Anthony Lambert from Historic House
This is a remarkable book.
In its multi-authored, rounded approach to the subject of the Cornish estate and house, it goes far beyond the usual country—house monograph. lts generously illustrated chapters delve into its every aspect, starting with early settlements and the farming that began almost 3,000 years ago followed by the formation of villages.
Chapters examine the history of the name, deer-parks, landscaped parks, the coastline and its long tradition of smuggling, and the early 13th-century parish church of St Michael before turning to the building of Caerhays Castle.
The cellars of a large early 15th—century house became the foundations for a house designed by John Nash in 1808 on a substantially raised platform to increase its impressiveness. The parents of the poet Lord Byron were married in the chapel of the earlier house.
Most of Nash's houses have been demolished, so the modestly altered form of the castle, with its mass of different shapes perfectly suited to its setting, makes it an important survival.
It has had a curious life. We know work was still in progress in 1824, yet its contents and even stained glass were sold at auction in 1842 and 1852.
John Trevanion Purnell Bettesworth appears to have overreached his means by commissioning Nash to build Caerhays, but other factors are thought to have played a part in his sudden downfall.

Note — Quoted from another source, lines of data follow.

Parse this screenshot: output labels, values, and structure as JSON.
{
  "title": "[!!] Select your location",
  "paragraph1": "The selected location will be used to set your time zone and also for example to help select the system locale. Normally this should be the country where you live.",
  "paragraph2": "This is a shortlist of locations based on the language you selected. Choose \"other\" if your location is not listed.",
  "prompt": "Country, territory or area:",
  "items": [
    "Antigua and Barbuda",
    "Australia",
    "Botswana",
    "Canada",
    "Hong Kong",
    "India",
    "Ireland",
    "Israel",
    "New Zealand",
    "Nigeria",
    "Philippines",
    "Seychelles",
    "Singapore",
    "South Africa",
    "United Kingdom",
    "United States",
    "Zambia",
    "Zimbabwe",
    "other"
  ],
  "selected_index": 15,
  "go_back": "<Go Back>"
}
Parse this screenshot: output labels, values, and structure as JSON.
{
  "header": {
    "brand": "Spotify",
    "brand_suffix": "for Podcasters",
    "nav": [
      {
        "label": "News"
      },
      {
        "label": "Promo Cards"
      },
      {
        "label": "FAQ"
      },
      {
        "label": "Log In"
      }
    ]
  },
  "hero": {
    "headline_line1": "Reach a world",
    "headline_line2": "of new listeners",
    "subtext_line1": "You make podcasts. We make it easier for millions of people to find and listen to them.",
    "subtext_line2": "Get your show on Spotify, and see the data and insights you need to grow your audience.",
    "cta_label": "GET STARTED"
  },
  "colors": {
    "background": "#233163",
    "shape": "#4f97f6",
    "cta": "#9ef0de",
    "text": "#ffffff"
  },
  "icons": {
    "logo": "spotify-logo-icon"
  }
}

He escaped his creditors by fleeing abroad and died a bankrupt in Belgium in 1840. By 1852, lead from the roof was gone and water ran through the rooms. The house was rescued the following year by Michael Williams, and mid—Victorian improvements brought the house to more or less its present form by 1881.
A chapter describes the rooms on a public tour of the house and the collection of largely 19th—century paintings, and another is devoted to John Nash.
The third section covers the history of the families which have owned Caerhays, beginning with the arrival of the Trevanions in the early 15th century and the inheritance of the house by the Bettesworth—Trevanions. But the main focus is naturally on the Williams family, which still owns Caerhays, and the role it has played in Cornish history particularly in the extraction of the county’s minerals and development of associated industries outside the county.
It was John Charles Williams who did much to make Caerhays so well—known for its collection of magnolias and camellias in the 120—acre gardens. He sponsored plant-hunters in their expeditions to south-west China, and was noted for his work in hybridisation.
The gardens are the subject of the book's final section and appendices. It might have been better to transpose sections two and three, as the earlier architectural history mentions characters and events still unfamiliar to the reader. A polish from an editor would have been beneficial, and some of the pictures might have been larger. But these are minor quibbles, and, as the preface suggests, others might do well to emulate the depth and breadth of the book’s coverage.